Sergei PROKOFIEV (1891-1953)
Violin Concerto No. 1 in D major, Op. 19 (1915-17) [20:49]
Violin Concerto No. 2 in G minor, Op. 63 (1935) [26:30]
Sonata in D major for solo violin, Op. 115 (1947) [11:49]
Vadim Gluzman (violin)
Estonian National Symphony Orchestra/Neeme Järvi
rec. Estonia Concert Hall, Tallinn, Estonia, July 2015 (Concerto No. 1), May 2014 (Concerto No. 2); Sendesaal Bremen, Germany, July 2015 (Sonata)
Reviewed in CD stereo
BIS BIS-2142 SACD [60:21]
There are so many fine recordings of these concertos that one would have to be outstanding to merit a strong recommendation. Alas, the one under review is disappointing in many ways. I have had great admiration for Vadim Gluzman’s violin performances in the past and raved over his account of Gubaidulina’s Violin Concerto No. 2 In tempus praesens also on BIS. Of course in that work his only competition was Anne-Sophie Mutter, though hers was formidable. Gluzman also performed the Prokofiev Concerto No. 2 with the Berlin Philharmonic under Tugan Sokhiev in 2014, available on the orchestra’s Digital Concert Hall website. There he seemed more engaged with the orchestra and conductor. I fear that Neeme Järvi may have done these works one time too many.
For comparisons I selected two of my favorite recordings: Maxim Vengerov’s with Mstislav Rostropovich conducting (Warner) and Gil Shaham’s with André Previn (DG), both with the London Symphony. As one might expect, Vengerov and Rostropovich are very “Russian” in these works. The Concerto No. 1 gets a more deliberate treatment and stresses the dramatic, dark elements beneath the surface of the music. Shaham and Previn are a bit lighter and more lyrical, even patrician. Gluzman and Järvi are rather matter of fact and fleeter, especially compared to Vengerov. Gluzman’s tone is correspondingly leaner than that of either Vengerov or Shaham. Gluzman certainly plays well and one would come away from hearing him in concert satisfied. It’s only when you start comparing with the others that you miss the greater involvement with the music. The Estonian orchestra is also fine and the woodwinds are notably so. However, the important brass parts do not tell in the way they do with the London Symphony. Some of this may be due to a more distant recording than either Vengerov’s or Shaham’s.
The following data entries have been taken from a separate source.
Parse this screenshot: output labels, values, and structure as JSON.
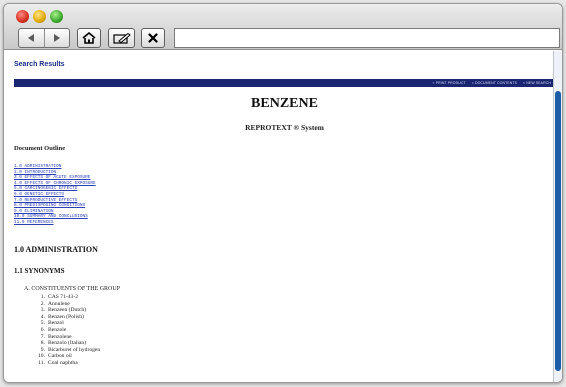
{
  "browser": {
    "back_label": "back",
    "forward_label": "forward",
    "home_icon": "home-icon",
    "edit_icon": "edit-icon",
    "close_icon": "close-icon",
    "address_value": ""
  },
  "page": {
    "search_results_link": "Search Results",
    "nav_links": [
      "< PRINT PRODUCT",
      "< DOCUMENT CONTENTS",
      "< NEW SEARCH"
    ],
    "title": "BENZENE",
    "subtitle": "REPROTEXT ® System",
    "outline_heading": "Document Outline",
    "outline_items": [
      "1.0 ADMINISTRATION",
      "2.0 INTRODUCTION",
      "3.0 EFFECTS OF ACUTE EXPOSURE",
      "4.0 EFFECTS OF CHRONIC EXPOSURE",
      "5.0 CARCINOGENIC EFFECTS",
      "6.0 GENETIC EFFECTS",
      "7.0 REPRODUCTIVE EFFECTS",
      "8.0 PREDISPOSING CONDITIONS",
      "9.0 ELIMINATION",
      "10.0 SUMMARY AND CONCLUSIONS",
      "11.0 REFERENCES"
    ],
    "section_admin": "1.0 ADMINISTRATION",
    "section_synonyms": "1.1 SYNONYMS",
    "group_label": "A. CONSTITUENTS OF THE GROUP",
    "synonyms": [
      {
        "num": "1.",
        "text": "CAS 71-43-2"
      },
      {
        "num": "2.",
        "text": "Annulene"
      },
      {
        "num": "3.",
        "text": "Benzeen (Dutch)"
      },
      {
        "num": "4.",
        "text": "Benzen (Polish)"
      },
      {
        "num": "5.",
        "text": "Benzol"
      },
      {
        "num": "6.",
        "text": "Benzole"
      },
      {
        "num": "7.",
        "text": "Benzolene"
      },
      {
        "num": "8.",
        "text": "Benzolo (Italian)"
      },
      {
        "num": "9.",
        "text": "Bicarburet of hydrogen"
      },
      {
        "num": "10.",
        "text": "Carbon oil"
      },
      {
        "num": "11.",
        "text": "Coal naphtha"
      }
    ]
  },
  "colors": {
    "navbar": "#1a2672",
    "link": "#2a3fb8",
    "scroll_thumb": "#1c5fa8"
  }
}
This impression continues with the Second Concerto. Vengerov and Rostropovich produce a highly romantic account of the first two movements and the orchestra responds boldly. Shaham and Previn are eloquent, less dramatic, as in the First Concerto, but still beautifully romantic. Gluzman again does not possess the rich violin tone of the others, which is even more beneficial here than in the Concerto No. 1. His bright sound and leaner timbre may please some listeners more than me. I never was fond of Heifetz’s way with this work, not that you would mistake Gluzman for the earlier master. Of interest, there is one place in the second movement of this concerto where the Estonian orchestra’s bass drum thuds (9:11-12) really startle. The rondo third movement gets forceful and percussive treatment from both Shaham and Vengerov, while it seems to be merely played well by Gluzman. Prokofiev included castanets in the scoring of this movement. They are clearly audible in Vengerov’s and Shaham’s recordings, but seemingly absent in this new one. If one listens on headphones, they can just about be heard. That’s a pity because they add much colour to the orchestration.
The recorded sound is problematic, too, in the sonata. This late work was originally intended by the composer for students to play as a group in unison. It has been taken up, though, by many violinists of note. Shaham’s disc has the identical programme of Gluzman’s. Vengerov did not record the sonata to my knowledge. It is a pleasant piece with more substance than one would think at first glance, but nowhere near the stature of his two great sonatas for violin and piano. Shaham is impressive in his account, bright and upfront. Gluzman’s performance lacks luster and the sound is diffuse. I have a special fondness for another recording of this piece, Josef Špaček’s on a Supraphon violin/piano disc containing Prokofiev’s Sonata No. 1, Janáček, and Smetana. His performance is fully equal to Shaham’s and, indeed, quite beautiful.
BIS have contributed their usual classy product with a detailed booklet. The disc, as indicated above, is SACD. I listened to it on conventional stereo equipment and so maybe it impresses more in surround sound. However, as stereo, it does not compare well with either Vengerov or Shaham. For those seeking this particular programme, Shaham/Previn is the one to go for. For the concertos, I would not want to be without Vengerov/Rostropovich either. Their interpretations are different enough from each other to merit having both.
Dave Billinge (Recording of the Month)